More information

Cisco AnyConnect Secure Mobility Solution Guide

Cisco AnyConnect Secure Mobility Solution Guide Cisco AnyConnect Secure Mobility Solution Guide This document contains the following information: Cisco AnyConnect Secure Mobility Overview, page 1 Understanding How AnyConnect Secure Mobility Works, page

More information

Network Security. Chapter 3. Cornelius Diekmann. Version: October 21, 2015. Lehrstuhl für Netzarchitekturen und Netzdienste Institut für Informatik

Network Security. Chapter 3. Cornelius Diekmann. Version: October 21, 2015. Lehrstuhl für Netzarchitekturen und Netzdienste Institut für Informatik Network Security Chapter 3 Cornelius Diekmann Lehrstuhl für Netzarchitekturen und Netzdienste Institut für Informatik Version: October 21, 2015 IN2101, WS 15/16, Network Security 1 Security Policies and

More information

LESSON 3.6. 98-366 Networking Fundamentals. Understand TCP/IP

LESSON 3.6. 98-366 Networking Fundamentals. Understand TCP/IP Understand TCP/IP Lesson Overview In this lesson, you will learn about: TCP/IP Tracert Telnet Netstat Reserved addresses Local loopback IP Ping Pathping Ipconfig Protocols Anticipatory Set Experiment with

More information

First Midterm for ECE374 03/09/12 Solution!!

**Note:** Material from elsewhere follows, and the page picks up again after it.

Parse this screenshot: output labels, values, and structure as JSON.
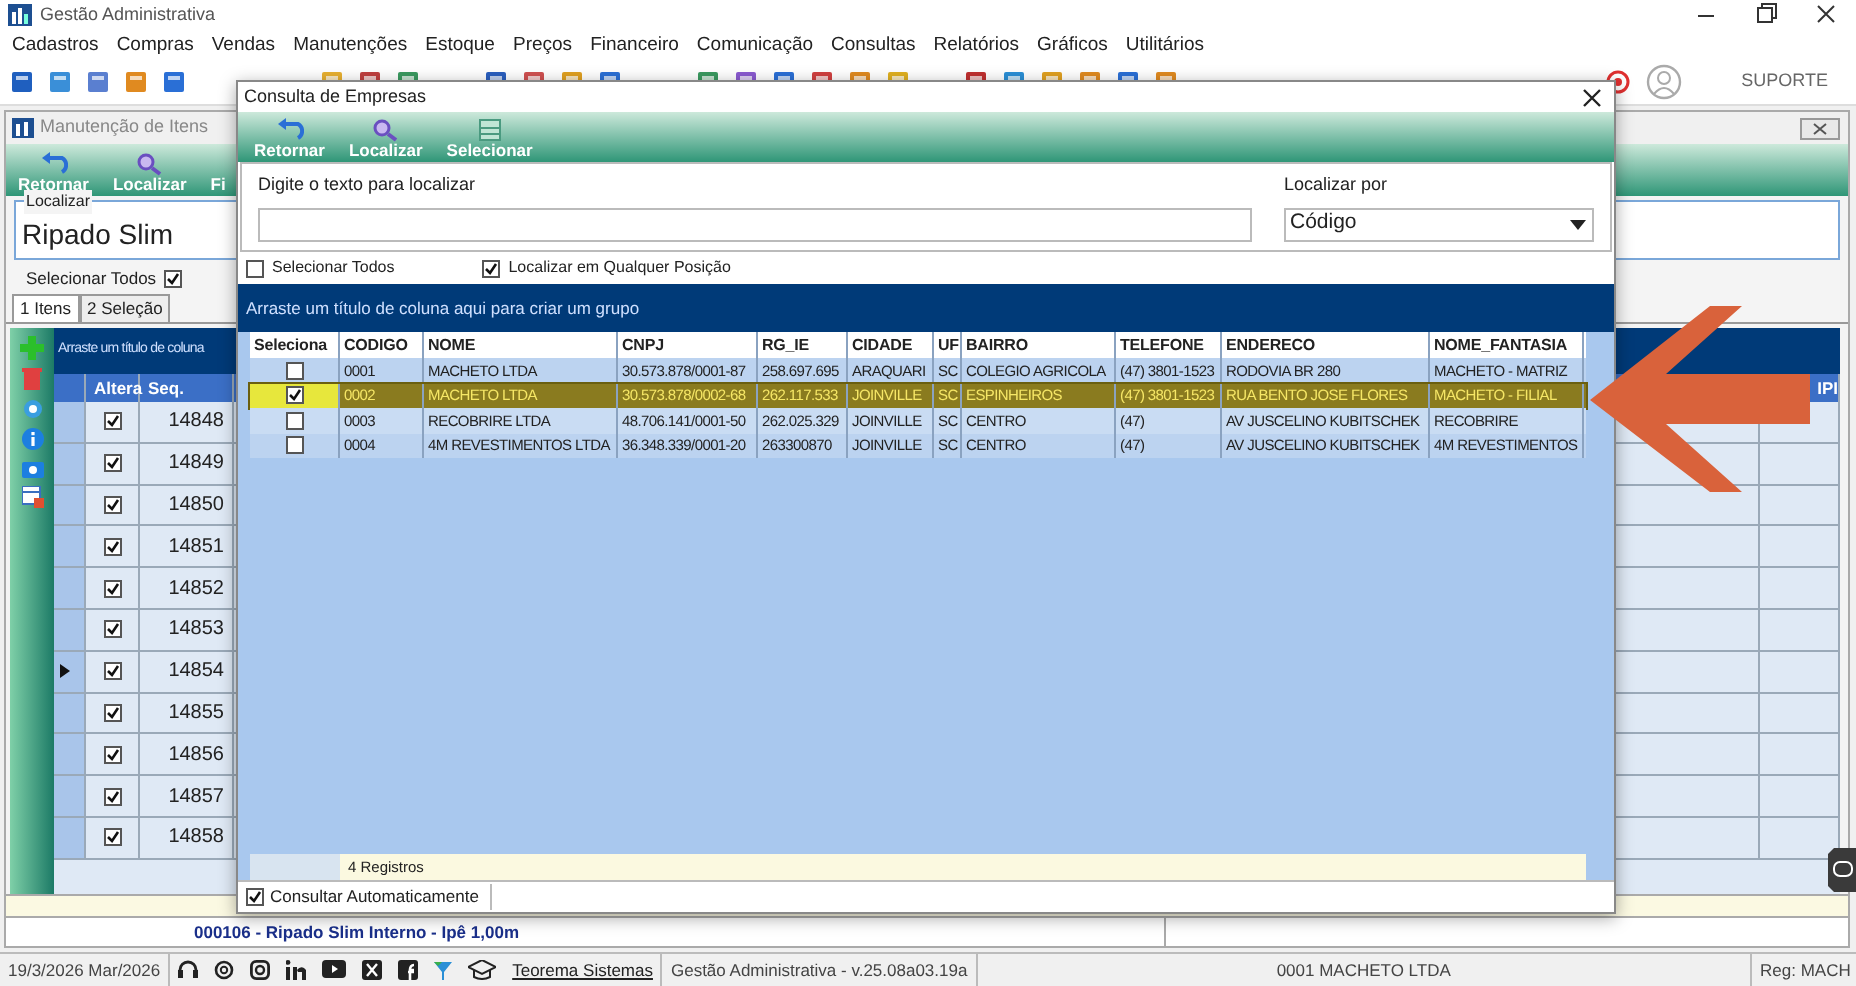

First Midterm for ECE374 03/09/12 Solution!! 1 First Midterm for ECE374 03/09/12 Solution!! Instructions: Put your name and student number on each sheet of paper! The exam is closed book. You have 90 minutes to complete the exam. Be a smart exam

More information